I went to the woods
Because I wished to live deliberately,
To front only the essential facts of life,
And see if I could not learn what it had to teach, and not,
When I came to die, discover that I had not lived.
I did not wish to live what was not life,
Living is so dear
Nor did I wish to practice resignation,
Unless it was quite necessary.
I wanted to live deep
And suck out all the marrow of life,
To live so sturdily and Spartan-like
As to put to rout all that was not life,
To cut a broad swath and shave close,
To drive life into a corner,
And reduce it to its lowest terms.
–Henry David Thoreau
From the above excerpt, Thoreau changes his environment so as to strip life of its makeup and, in turn, discover its underying natural beauty and true purpose. He rejects resignation to his fellow man’s nonessential projections of what life is about, claiming irreconciliable difference as the basis for his philosophical divorce.
What Thoreau seeks is life’s hidden formula for happiness and purpose. Though his changed environment is an ideal catalyst for attaining the revelatory treasure he seeks, he fails to recognize that his endeavor will be of no avail. As King Solomon explains: “No one can comprehend what goes on under the sun. Despite all his efforts to search it out, man cannot discover its meaning. Even if a wise man claims he knows, he cannot really comprehend it.” Ecclesiastes 8:17, Holy Bible.
Rather, King Solomon, the wisest “man” to step foot on the Earth, advises humanity: “Of many books there is no end, and much study wearies the body. Now all has been heard here is the conclusion of the matter: Fear God and keep his commandment, for this is the whole duty of man.” Ecclesiastes 12:12-13.
But where does Thoreau’s desire arise from? What is the source of his discontentment with life? What about life instinctually drove him to seek more? My guess is Thoreau, like King Solomon, acted upon his inherent curiosity, a void of sorts, that intensified in accord with his augmented awareness that life’s grand design begs to question that he was missing something or someone–a link to ascribe form to his notions of earthly purpose.
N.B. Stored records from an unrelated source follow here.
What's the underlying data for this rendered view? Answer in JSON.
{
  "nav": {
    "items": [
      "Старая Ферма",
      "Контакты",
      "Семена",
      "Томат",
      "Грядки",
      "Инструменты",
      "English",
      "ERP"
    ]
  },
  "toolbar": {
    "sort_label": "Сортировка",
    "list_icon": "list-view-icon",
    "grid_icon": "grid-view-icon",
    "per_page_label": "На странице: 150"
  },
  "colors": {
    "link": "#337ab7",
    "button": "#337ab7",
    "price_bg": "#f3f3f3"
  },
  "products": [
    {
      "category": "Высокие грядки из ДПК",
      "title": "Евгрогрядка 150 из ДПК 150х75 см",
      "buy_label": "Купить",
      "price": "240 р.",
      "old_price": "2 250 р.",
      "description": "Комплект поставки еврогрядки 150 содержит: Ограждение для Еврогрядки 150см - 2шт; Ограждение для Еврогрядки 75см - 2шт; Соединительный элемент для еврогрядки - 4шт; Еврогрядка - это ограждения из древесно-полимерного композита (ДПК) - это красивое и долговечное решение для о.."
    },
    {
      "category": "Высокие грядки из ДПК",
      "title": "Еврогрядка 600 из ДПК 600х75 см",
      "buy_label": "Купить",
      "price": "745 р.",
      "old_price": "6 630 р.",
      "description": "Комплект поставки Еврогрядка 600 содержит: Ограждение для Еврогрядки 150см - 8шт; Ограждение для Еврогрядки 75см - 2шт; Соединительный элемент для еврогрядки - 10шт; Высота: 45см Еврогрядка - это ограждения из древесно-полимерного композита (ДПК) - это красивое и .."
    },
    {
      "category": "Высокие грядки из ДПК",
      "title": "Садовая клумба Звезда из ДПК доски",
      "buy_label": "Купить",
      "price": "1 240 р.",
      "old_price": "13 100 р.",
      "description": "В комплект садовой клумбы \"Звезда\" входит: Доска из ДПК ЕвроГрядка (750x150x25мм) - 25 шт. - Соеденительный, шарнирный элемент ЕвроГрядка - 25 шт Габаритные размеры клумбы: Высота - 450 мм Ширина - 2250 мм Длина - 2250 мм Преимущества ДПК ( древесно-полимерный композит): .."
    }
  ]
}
Thoreau’s desire drove him to reject society’s notions of happiness and purpose, to wit: family, romance, wealth, fame, career, and pleasureful experience. Thus, Thoreau arrives at King Solomon’s conclusion: “‘Meaningless! Meaningless!’ says the Teacher. ‘Everything is meaningless!'” Ecclesiastes 12:8. After indulging in all matters (wisdom and folly, pleasures, time, toil, riches, destiny, advancement, and God) under the sun, King Solomon concluded that what ultimately matters is our exercised duty to God.
God is what Thoreau may have been looking for in the woods (like Buddha). God is what the wise truly seek. For Thoreau could not in and of himself discover God. But I guarantee: once he did, his void of life and purpose would have been satsified. And the philosophically-deficient life he walked away from would now be rendered purposeful and exceedingly meaningful.
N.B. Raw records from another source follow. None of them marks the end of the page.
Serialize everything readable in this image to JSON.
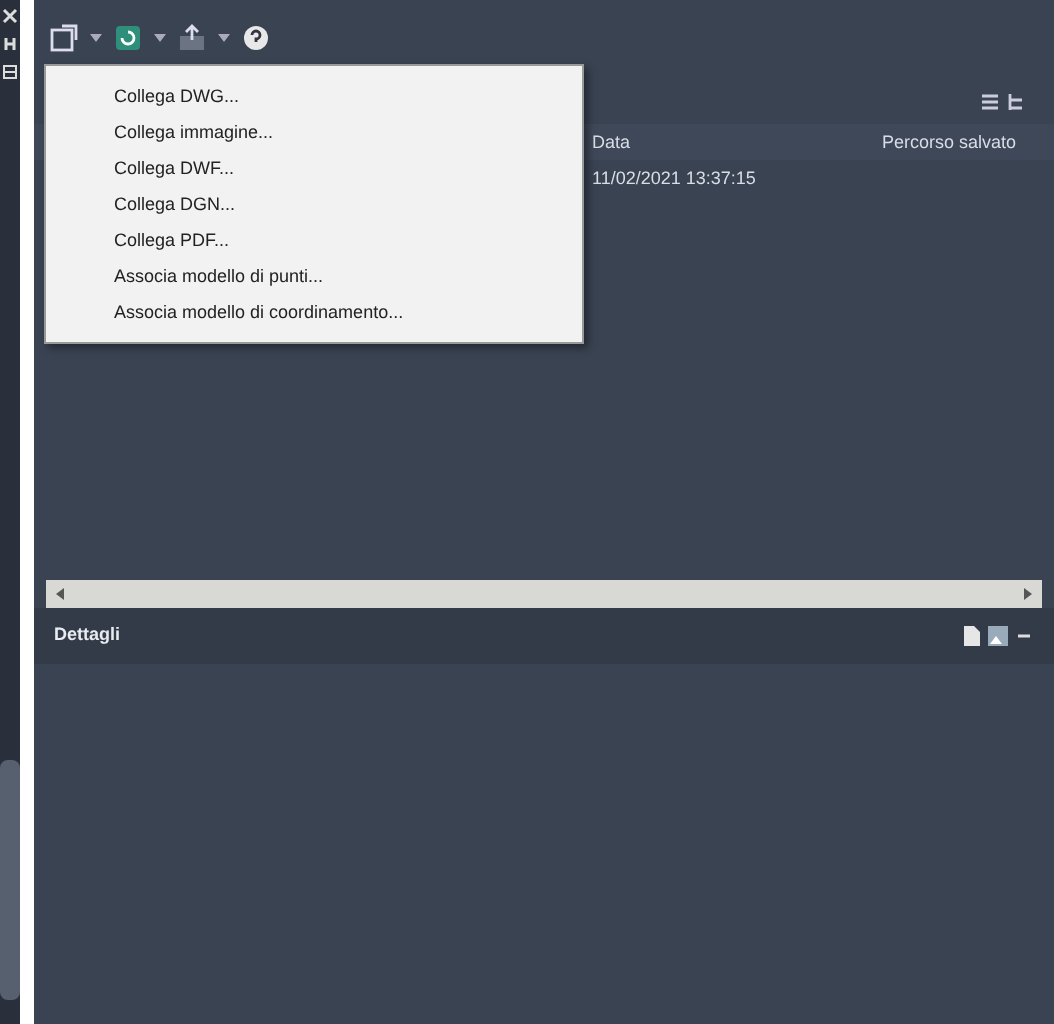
{
  "toolbar": {
    "buttons": [
      {
        "kind": "attach"
      },
      {
        "kind": "refresh"
      },
      {
        "kind": "upload"
      },
      {
        "kind": "help"
      }
    ]
  },
  "menu": {
    "items": [
      {
        "label": "Collega DWG..."
      },
      {
        "label": "Collega immagine..."
      },
      {
        "label": "Collega DWF..."
      },
      {
        "label": "Collega DGN..."
      },
      {
        "label": "Collega PDF..."
      },
      {
        "label": "Associa modello di punti..."
      },
      {
        "label": "Associa modello di coordinamento..."
      }
    ]
  },
  "file_references": {
    "columns": [
      "Data",
      "Percorso salvato"
    ],
    "rows": [
      [
        "11/02/2021 13:37:15"
      ]
    ]
  },
  "details": {
    "title": "Dettagli"
  }
}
The wise come to learn that after achieving the aspirations they once ambitiously pursued, the value of which will inevitably depreciate. Fulfillment, then, would require more and more achievements. And the value of “more or and more” would also wane. In light of this, what does a man value beyond that which he already has, if what he has (or will have) loses its value?
Despite all the fame and fortune King Solomon amassed on earth, the only thing he found that imputed purpose to life itself was fulfilling his duty to God. All else he deemed meaningless. So while a change in your environment may quiet life’s distractions and be an effective means of promoting change, substantial life change only occurs upon establishing your relationship with God. For although Jesus made His “spirit journey” into the wilderness, and John the Baptist, his sojourn to the desert, it was for the purpose of displaying their loyalty to and deepening their relationship with God.
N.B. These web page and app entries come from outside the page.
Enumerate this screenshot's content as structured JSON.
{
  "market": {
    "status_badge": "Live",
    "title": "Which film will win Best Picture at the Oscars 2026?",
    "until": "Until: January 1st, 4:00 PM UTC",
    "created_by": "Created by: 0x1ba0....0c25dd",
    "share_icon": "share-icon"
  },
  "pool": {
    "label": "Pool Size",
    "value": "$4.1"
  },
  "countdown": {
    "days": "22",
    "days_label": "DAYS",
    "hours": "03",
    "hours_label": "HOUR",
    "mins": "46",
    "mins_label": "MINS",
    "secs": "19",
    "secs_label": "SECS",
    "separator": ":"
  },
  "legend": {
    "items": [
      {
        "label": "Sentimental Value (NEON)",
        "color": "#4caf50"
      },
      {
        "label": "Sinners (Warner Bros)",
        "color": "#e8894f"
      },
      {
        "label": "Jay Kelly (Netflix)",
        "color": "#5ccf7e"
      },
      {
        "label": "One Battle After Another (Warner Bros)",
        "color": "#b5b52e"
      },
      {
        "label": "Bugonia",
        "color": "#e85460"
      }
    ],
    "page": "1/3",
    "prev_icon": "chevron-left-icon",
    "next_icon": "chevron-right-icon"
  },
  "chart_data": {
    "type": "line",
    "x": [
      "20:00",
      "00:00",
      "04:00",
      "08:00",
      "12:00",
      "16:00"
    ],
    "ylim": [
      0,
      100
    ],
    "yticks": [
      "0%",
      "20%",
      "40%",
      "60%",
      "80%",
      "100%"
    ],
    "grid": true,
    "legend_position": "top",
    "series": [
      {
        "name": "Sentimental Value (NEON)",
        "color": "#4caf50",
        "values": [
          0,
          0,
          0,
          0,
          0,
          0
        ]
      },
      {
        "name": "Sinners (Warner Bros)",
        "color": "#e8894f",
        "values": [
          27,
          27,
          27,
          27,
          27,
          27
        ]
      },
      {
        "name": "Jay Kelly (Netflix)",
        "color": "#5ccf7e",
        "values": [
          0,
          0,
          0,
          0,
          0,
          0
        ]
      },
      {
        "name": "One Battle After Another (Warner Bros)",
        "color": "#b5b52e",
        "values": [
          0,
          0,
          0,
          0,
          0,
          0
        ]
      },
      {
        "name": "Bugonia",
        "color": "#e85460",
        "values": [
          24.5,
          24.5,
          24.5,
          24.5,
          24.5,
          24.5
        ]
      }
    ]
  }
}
While it is clear that Thoreau changed his environment (i.e., things) in order to change his philosophical outlook on life (i.e., himself), it is unclear as to the means by which he sought to facilitate philosophical change. Still, I believe Thoreau was wise enough to work God into his calculus for change: “Things do not change: People change.”
Changing one’s environment (or circumstances) is merely the first step toward attaining “true” change. This prompts the question: when will you be prepared peel away from the status quo and make your first step toward change?
Categories: Jacob J. Gamet